== Task directions ==
Return each line of the records holding the string "image".

== Records shown ==
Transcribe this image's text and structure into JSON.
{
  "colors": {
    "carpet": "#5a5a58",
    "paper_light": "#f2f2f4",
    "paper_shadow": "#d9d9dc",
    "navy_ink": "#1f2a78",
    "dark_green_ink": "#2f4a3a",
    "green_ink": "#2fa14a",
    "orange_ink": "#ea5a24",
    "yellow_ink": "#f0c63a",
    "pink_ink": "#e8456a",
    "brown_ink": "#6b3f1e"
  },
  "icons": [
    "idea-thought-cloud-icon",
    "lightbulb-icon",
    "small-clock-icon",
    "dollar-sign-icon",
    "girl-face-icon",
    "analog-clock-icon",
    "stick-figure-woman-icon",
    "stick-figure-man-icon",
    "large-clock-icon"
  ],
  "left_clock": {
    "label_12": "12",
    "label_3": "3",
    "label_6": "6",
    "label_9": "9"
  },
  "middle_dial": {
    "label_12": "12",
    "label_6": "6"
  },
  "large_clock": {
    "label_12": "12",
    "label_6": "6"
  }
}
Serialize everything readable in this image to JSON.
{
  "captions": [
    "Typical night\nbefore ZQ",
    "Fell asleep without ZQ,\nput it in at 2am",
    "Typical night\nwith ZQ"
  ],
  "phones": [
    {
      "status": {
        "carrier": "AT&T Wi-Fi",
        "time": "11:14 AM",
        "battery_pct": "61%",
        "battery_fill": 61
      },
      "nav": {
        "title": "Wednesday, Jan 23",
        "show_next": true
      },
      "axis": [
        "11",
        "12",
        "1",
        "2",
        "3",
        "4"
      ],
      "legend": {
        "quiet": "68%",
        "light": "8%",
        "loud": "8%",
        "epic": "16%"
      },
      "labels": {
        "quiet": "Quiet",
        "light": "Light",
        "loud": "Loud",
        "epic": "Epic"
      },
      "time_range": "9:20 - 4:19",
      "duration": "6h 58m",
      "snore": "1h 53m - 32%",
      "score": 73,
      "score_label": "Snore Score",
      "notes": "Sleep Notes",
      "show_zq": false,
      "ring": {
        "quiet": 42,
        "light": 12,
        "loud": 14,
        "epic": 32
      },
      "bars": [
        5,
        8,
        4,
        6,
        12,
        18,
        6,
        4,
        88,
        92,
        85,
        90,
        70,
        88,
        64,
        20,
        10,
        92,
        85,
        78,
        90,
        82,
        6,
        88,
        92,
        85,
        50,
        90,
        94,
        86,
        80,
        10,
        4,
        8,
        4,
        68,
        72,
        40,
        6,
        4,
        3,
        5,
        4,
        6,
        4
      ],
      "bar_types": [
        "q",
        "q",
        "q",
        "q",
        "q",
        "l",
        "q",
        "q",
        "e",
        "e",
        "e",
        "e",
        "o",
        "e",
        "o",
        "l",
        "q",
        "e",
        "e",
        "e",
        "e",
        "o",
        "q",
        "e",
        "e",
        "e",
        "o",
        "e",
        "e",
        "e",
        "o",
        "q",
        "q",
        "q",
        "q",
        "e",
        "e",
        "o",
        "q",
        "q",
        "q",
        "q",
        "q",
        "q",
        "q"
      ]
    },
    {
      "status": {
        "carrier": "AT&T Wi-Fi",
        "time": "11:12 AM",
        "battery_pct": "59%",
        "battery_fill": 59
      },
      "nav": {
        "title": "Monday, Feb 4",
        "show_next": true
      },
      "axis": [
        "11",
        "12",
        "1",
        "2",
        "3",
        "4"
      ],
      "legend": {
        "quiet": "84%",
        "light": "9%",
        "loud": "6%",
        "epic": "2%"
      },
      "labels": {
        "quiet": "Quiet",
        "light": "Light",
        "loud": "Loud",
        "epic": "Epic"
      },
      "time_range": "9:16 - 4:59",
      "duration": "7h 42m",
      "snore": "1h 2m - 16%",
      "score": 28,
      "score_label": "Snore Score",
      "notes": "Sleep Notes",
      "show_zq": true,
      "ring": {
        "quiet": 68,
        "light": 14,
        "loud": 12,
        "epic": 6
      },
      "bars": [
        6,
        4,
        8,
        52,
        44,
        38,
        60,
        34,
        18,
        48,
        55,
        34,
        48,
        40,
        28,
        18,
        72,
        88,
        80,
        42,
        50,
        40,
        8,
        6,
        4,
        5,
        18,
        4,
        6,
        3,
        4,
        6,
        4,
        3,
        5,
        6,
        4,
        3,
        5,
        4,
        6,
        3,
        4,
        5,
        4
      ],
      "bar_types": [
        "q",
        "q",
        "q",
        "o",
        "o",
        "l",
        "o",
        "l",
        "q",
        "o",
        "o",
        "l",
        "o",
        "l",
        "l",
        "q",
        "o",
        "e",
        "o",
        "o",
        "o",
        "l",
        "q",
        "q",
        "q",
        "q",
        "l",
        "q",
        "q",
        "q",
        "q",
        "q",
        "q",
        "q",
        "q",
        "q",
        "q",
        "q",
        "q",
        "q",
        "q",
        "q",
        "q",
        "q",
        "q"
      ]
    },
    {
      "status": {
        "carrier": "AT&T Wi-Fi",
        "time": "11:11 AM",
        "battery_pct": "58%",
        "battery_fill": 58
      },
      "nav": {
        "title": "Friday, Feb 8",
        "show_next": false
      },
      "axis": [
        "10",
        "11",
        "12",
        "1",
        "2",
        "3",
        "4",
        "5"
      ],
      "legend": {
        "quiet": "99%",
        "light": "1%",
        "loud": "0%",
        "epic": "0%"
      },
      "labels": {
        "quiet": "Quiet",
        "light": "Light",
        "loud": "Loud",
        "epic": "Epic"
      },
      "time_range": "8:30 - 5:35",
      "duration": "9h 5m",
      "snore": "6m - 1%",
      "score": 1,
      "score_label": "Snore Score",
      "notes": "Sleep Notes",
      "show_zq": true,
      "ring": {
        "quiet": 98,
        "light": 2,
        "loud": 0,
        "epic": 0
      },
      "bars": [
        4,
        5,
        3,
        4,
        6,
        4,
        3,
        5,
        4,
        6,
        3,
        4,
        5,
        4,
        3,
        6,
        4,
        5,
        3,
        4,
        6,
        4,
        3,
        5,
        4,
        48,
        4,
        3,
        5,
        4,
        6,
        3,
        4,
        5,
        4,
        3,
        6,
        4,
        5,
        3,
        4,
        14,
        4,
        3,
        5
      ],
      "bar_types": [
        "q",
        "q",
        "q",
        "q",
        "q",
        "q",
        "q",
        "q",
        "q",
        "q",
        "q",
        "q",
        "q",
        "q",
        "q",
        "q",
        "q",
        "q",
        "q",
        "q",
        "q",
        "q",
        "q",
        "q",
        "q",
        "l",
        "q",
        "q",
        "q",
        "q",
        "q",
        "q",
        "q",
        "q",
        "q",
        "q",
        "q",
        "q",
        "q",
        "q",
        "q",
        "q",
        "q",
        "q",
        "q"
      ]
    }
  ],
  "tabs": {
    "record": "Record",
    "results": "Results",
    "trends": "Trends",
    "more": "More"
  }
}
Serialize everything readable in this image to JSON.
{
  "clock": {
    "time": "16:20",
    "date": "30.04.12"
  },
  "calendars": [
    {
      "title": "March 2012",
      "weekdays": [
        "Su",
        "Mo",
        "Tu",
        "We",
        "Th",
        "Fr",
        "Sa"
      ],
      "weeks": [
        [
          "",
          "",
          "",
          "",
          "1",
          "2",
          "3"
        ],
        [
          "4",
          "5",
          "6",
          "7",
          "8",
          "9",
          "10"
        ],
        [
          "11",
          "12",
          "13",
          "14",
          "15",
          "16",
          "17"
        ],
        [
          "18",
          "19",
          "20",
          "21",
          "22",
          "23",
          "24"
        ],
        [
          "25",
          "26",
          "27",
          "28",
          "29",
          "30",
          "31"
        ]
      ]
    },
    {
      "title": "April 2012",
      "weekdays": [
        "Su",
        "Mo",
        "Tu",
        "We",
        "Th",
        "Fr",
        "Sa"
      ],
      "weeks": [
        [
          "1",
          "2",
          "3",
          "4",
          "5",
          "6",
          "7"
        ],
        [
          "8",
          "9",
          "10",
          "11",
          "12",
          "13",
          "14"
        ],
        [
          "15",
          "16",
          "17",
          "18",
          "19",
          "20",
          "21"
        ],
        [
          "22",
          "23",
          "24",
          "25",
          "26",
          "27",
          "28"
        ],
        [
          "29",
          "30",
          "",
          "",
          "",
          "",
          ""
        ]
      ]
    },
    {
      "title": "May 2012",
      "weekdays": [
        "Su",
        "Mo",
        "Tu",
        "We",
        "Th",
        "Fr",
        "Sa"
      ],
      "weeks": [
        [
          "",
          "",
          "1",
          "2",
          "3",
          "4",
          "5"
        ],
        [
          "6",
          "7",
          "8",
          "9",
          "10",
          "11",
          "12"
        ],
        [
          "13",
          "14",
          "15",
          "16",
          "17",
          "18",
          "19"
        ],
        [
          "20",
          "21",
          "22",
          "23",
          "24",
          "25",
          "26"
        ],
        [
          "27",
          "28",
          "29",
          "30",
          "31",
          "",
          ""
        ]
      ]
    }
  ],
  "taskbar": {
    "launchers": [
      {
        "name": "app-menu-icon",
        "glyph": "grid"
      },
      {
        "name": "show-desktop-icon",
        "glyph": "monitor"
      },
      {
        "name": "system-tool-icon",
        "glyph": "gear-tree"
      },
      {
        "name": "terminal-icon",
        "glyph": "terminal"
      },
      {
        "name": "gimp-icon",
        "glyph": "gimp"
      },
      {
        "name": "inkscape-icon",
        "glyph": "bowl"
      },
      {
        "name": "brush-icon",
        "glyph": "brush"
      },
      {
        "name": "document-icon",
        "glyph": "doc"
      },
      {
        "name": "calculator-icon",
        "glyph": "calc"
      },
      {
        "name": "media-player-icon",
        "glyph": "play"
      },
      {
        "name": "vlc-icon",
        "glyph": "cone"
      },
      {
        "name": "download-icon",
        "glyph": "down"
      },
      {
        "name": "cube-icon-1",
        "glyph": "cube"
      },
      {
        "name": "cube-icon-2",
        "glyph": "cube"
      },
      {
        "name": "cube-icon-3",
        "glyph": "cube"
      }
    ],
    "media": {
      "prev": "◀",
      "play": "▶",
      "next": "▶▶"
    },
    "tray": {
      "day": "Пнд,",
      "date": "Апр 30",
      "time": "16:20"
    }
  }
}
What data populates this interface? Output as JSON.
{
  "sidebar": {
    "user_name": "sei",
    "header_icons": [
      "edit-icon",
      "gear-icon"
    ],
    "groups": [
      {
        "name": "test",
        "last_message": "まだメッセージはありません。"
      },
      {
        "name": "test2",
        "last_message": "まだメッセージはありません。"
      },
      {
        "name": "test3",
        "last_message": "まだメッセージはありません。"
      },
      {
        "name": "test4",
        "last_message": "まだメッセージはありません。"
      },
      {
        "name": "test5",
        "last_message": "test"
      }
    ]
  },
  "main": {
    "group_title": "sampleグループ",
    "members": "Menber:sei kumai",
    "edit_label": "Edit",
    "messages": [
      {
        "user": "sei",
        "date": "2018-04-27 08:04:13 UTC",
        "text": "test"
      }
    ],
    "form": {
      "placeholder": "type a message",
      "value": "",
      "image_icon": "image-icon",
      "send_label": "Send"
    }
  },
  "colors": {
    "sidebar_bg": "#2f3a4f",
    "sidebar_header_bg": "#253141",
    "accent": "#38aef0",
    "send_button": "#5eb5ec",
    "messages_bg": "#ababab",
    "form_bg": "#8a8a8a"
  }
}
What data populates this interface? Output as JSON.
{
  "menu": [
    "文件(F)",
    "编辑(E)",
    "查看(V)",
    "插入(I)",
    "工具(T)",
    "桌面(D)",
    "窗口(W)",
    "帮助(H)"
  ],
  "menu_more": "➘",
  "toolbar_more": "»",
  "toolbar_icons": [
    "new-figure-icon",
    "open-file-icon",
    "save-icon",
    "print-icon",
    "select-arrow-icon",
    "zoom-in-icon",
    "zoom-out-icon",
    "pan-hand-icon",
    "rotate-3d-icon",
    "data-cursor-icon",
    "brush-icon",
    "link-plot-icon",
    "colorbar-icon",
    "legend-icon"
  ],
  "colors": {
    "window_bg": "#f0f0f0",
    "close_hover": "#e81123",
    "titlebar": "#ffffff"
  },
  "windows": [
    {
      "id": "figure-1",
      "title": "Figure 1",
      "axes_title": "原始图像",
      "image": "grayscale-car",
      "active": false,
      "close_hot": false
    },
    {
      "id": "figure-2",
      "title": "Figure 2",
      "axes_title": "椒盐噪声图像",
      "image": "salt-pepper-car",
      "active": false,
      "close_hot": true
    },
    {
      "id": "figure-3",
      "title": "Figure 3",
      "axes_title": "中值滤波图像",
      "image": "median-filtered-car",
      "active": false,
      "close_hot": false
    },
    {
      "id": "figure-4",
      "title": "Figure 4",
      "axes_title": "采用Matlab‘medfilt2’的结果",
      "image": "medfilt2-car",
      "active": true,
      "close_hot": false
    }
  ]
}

== Problem solution ==
Transcribe this image's text and structure into JSON.
Serialize everything readable in this image to JSON.
Serialize everything readable in this image to JSON.
      "image_icon": "image-icon",
      "image": "grayscale-car",
      "image": "salt-pepper-car",
      "image": "median-filtered-car",
      "image": "medfilt2-car",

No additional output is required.